REQUIRED ACTION:
Copy the records below without altering a single word.

··· MATERIALS PROVIDED ···

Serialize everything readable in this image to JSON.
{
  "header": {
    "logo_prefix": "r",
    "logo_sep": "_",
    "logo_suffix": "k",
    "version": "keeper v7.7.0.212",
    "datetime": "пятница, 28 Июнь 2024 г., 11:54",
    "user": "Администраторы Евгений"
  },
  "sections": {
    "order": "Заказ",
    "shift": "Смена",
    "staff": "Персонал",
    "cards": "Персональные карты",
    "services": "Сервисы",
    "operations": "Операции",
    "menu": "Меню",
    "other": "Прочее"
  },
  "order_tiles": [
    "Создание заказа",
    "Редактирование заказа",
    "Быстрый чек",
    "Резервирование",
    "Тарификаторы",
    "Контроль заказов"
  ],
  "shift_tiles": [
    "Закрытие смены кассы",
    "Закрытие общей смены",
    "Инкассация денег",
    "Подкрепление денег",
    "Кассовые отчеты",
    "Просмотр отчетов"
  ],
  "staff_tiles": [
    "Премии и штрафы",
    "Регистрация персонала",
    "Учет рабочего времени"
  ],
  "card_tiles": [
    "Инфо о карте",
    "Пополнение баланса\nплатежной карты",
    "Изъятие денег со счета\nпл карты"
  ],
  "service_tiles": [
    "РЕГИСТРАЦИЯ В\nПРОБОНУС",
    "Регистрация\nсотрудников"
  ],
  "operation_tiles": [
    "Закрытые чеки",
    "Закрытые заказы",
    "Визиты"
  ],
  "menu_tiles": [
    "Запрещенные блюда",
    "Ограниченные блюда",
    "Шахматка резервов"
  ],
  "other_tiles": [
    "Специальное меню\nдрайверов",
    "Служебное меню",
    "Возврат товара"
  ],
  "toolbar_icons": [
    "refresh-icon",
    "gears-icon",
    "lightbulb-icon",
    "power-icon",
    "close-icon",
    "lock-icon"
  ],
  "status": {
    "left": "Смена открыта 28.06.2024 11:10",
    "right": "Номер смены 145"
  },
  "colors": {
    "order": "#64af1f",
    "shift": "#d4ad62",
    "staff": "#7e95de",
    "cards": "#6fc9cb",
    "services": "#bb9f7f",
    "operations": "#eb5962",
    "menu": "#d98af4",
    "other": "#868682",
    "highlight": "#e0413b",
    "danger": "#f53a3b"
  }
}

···

TASK RESPONSE:
Serialize everything readable in this image to JSON.
{
  "header": {
    "logo_prefix": "r",
    "logo_sep": "_",
    "logo_suffix": "k",
    "version": "keeper v7.7.0.212",
    "datetime": "пятница, 28 Июнь 2024 г., 11:54",
    "user": "Администраторы Евгений"
  },
  "sections": {
    "order": "Заказ",
    "shift": "Смена",
    "staff": "Персонал",
    "cards": "Персональные карты",
    "services": "Сервисы",
    "operations": "Операции",
    "menu": "Меню",
    "other": "Прочее"
  },
  "order_tiles": [
    "Создание заказа",
    "Редактирование заказа",
    "Быстрый чек",
    "Резервирование",
    "Тарификаторы",
    "Контроль заказов"
  ],
  "shift_tiles": [
    "Закрытие смены кассы",
    "Закрытие общей смены",
    "Инкассация денег",
    "Подкрепление денег",
    "Кассовые отчеты",
    "Просмотр отчетов"
  ],
  "staff_tiles": [
    "Премии и штрафы",
    "Регистрация персонала",
    "Учет рабочего времени"
  ],
  "card_tiles": [
    "Инфо о карте",
    "Пополнение баланса\nплатежной карты",
    "Изъятие денег со счета\nпл карты"
  ],
  "service_tiles": [
    "РЕГИСТРАЦИЯ В\nПРОБОНУС",
    "Регистрация\nсотрудников"
  ],
  "operation_tiles": [
    "Закрытые чеки",
    "Закрытые заказы",
    "Визиты"
  ],
  "menu_tiles": [
    "Запрещенные блюда",
    "Ограниченные блюда",
    "Шахматка резервов"
  ],
  "other_tiles": [
    "Специальное меню\nдрайверов",
    "Служебное меню",
    "Возврат товара"
  ],
  "toolbar_icons": [
    "refresh-icon",
    "gears-icon",
    "lightbulb-icon",
    "power-icon",
    "close-icon",
    "lock-icon"
  ],
  "status": {
    "left": "Смена открыта 28.06.2024 11:10",
    "right": "Номер смены 145"
  },
  "colors": {
    "order": "#64af1f",
    "shift": "#d4ad62",
    "staff": "#7e95de",
    "cards": "#6fc9cb",
    "services": "#bb9f7f",
    "operations": "#eb5962",
    "menu": "#d98af4",
    "other": "#868682",
    "highlight": "#e0413b",
    "danger": "#f53a3b"
  }
}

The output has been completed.